Bobby pulled to a stop in front of a nondescript split level with brick on the bottom and white clapboard on the top. Black shutters framed the three visible windows. A large tree stood in the front, skeletal in the cool fall air. Maggie looked back to Bobby questioningly.
“This is the home where I grew up,” he said quietly. He looked at Maggie. “We were happy here. Crowded, because there are only three bedrooms and a bath and a half, but we were happy.”
He smiled as he looked out across the brown lawn. “See that tree right there? It’s a maple. I planted it from a seed when I was about five. Savannah’s age now,” he reflected.
Maggie smiled too, envisioning five-year-old Bobby slowing down long enough to plant a seed in a paper cup. “Your mom said that you built their house.”
Bobby gazed down at his hands on the steering wheel. “My dad worked on the off-shore oil rigs, was gone for months at a time. Maman taught school. We never had two nickels to rub together, and they worked so hard, both of them. We never lacked anything we needed, but it was always tight. Then Pop got hurt and couldn’t work anymore.”
He looked back to Maggie, his eyes shining. “They always sacrificed so much for all of us. I didn’t want them to ever worry about their home. And I figured, hell, might as well make it big enough for everybody.” Bobby laughed lightly.
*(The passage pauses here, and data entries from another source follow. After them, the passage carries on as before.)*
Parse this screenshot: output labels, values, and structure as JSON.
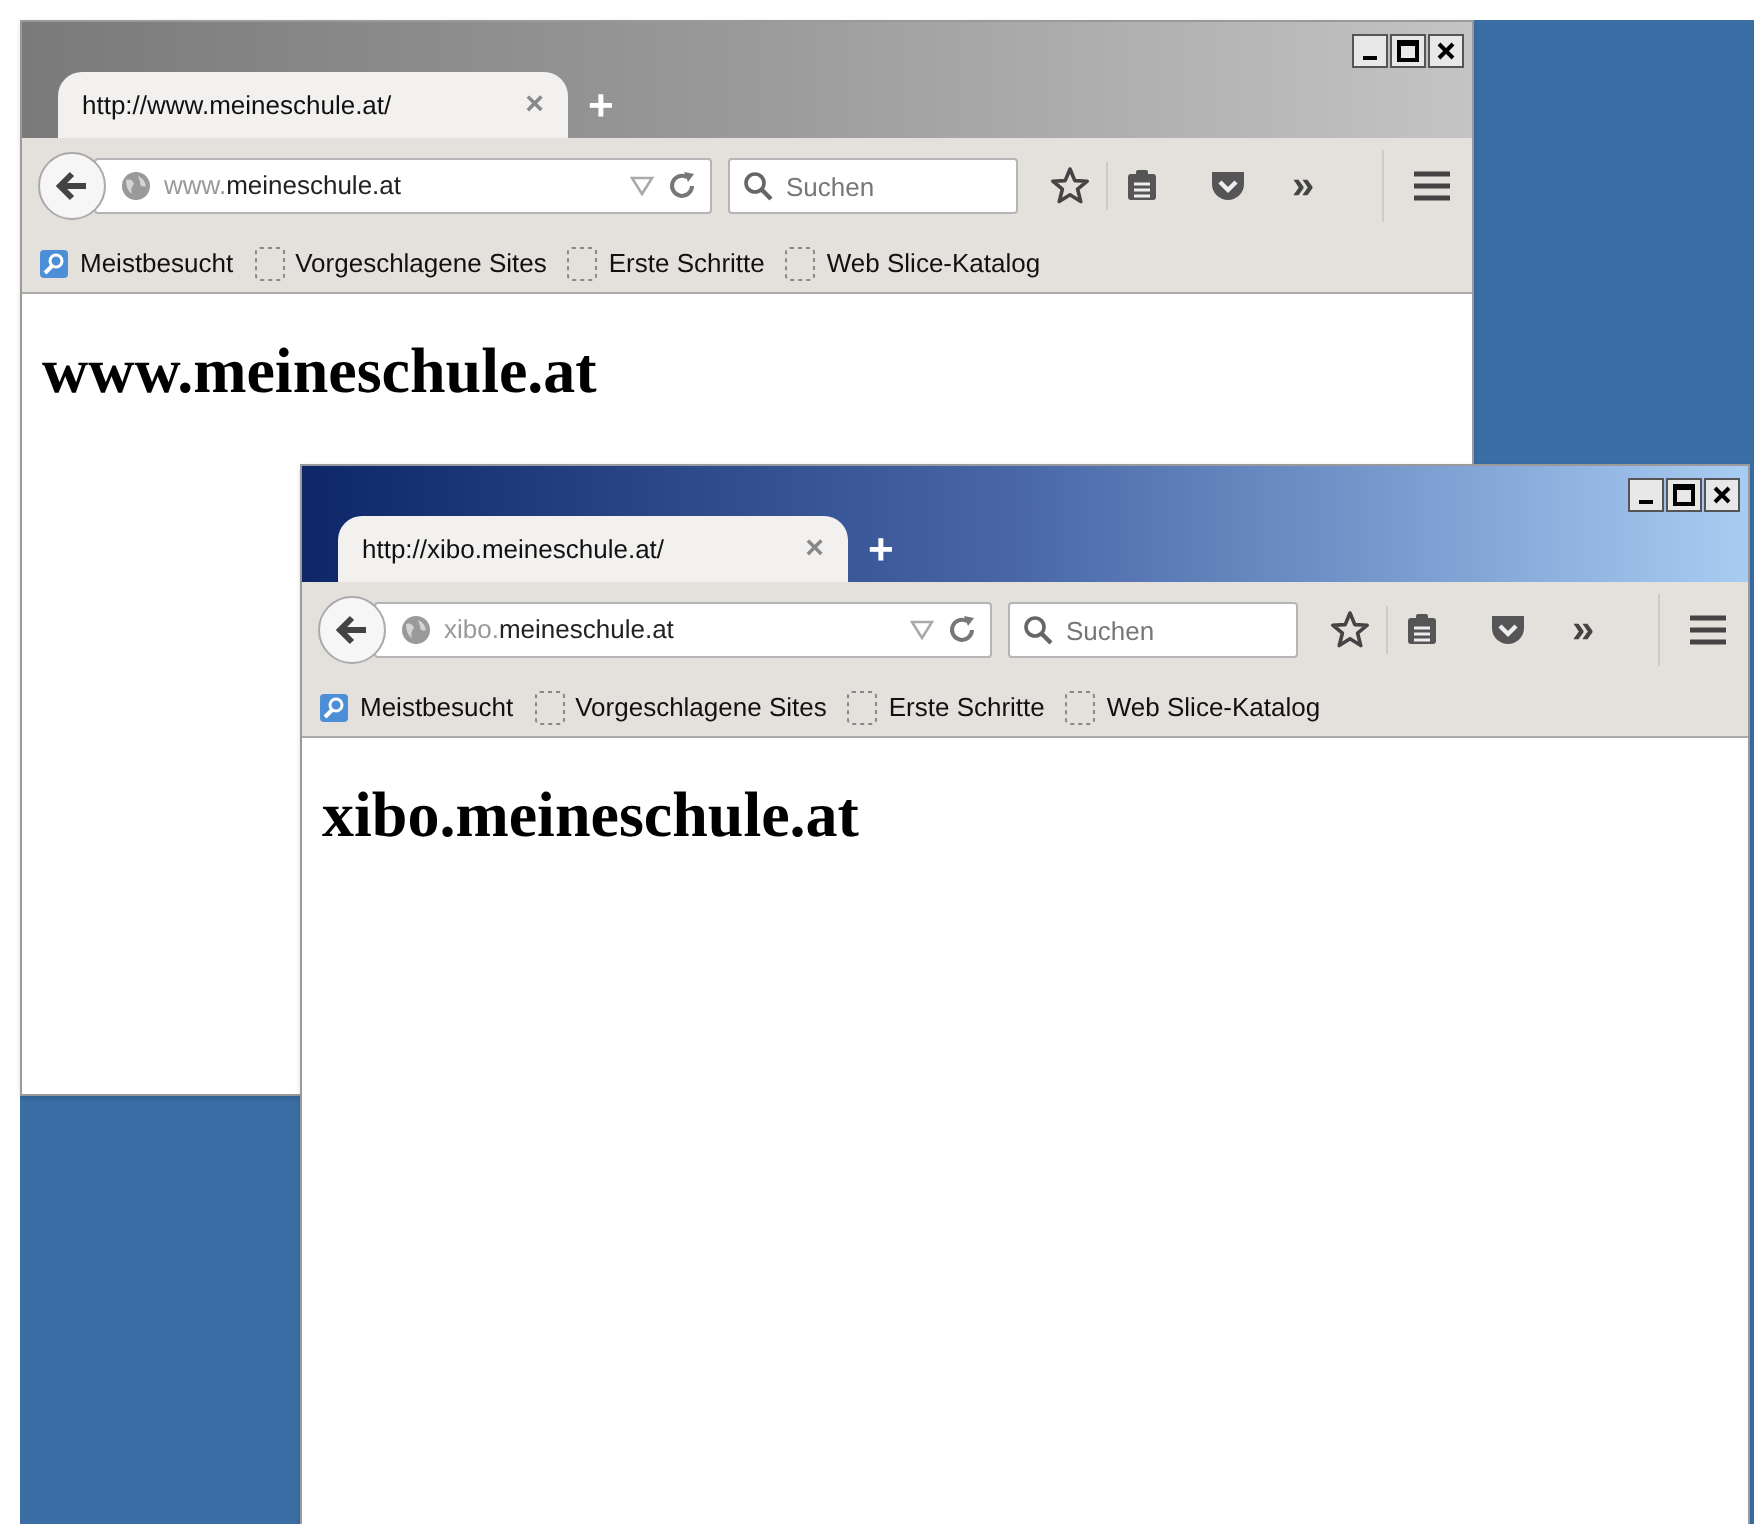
{
  "windows": [
    {
      "active": false,
      "tab": {
        "title": "http://www.meineschule.at/",
        "close": "×",
        "new_tab": "+"
      },
      "address": {
        "prefix": "www.",
        "domain": "meineschule.at"
      },
      "search": {
        "placeholder": "Suchen"
      },
      "overflow": "»",
      "bookmarks": [
        {
          "kind": "smart",
          "label": "Meistbesucht"
        },
        {
          "kind": "blank",
          "label": "Vorgeschlagene Sites"
        },
        {
          "kind": "blank",
          "label": "Erste Schritte"
        },
        {
          "kind": "blank",
          "label": "Web Slice-Katalog"
        }
      ],
      "heading": "www.meineschule.at"
    },
    {
      "active": true,
      "tab": {
        "title": "http://xibo.meineschule.at/",
        "close": "×",
        "new_tab": "+"
      },
      "address": {
        "prefix": "xibo.",
        "domain": "meineschule.at"
      },
      "search": {
        "placeholder": "Suchen"
      },
      "overflow": "»",
      "bookmarks": [
        {
          "kind": "smart",
          "label": "Meistbesucht"
        },
        {
          "kind": "blank",
          "label": "Vorgeschlagene Sites"
        },
        {
          "kind": "blank",
          "label": "Erste Schritte"
        },
        {
          "kind": "blank",
          "label": "Web Slice-Katalog"
        }
      ],
      "heading": "xibo.meineschule.at"
    }
  ]
}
Maggie smiled at him proudly. “You’re a good son. A good man.” She slid across the bench seat and leaned up to kiss him deeply. Leaning back, she said, “Thank you for showing me this.” He sighed. “I just want you to know who I am, where I come from.”RANSOMING REDEMPTION by Pandora Spocks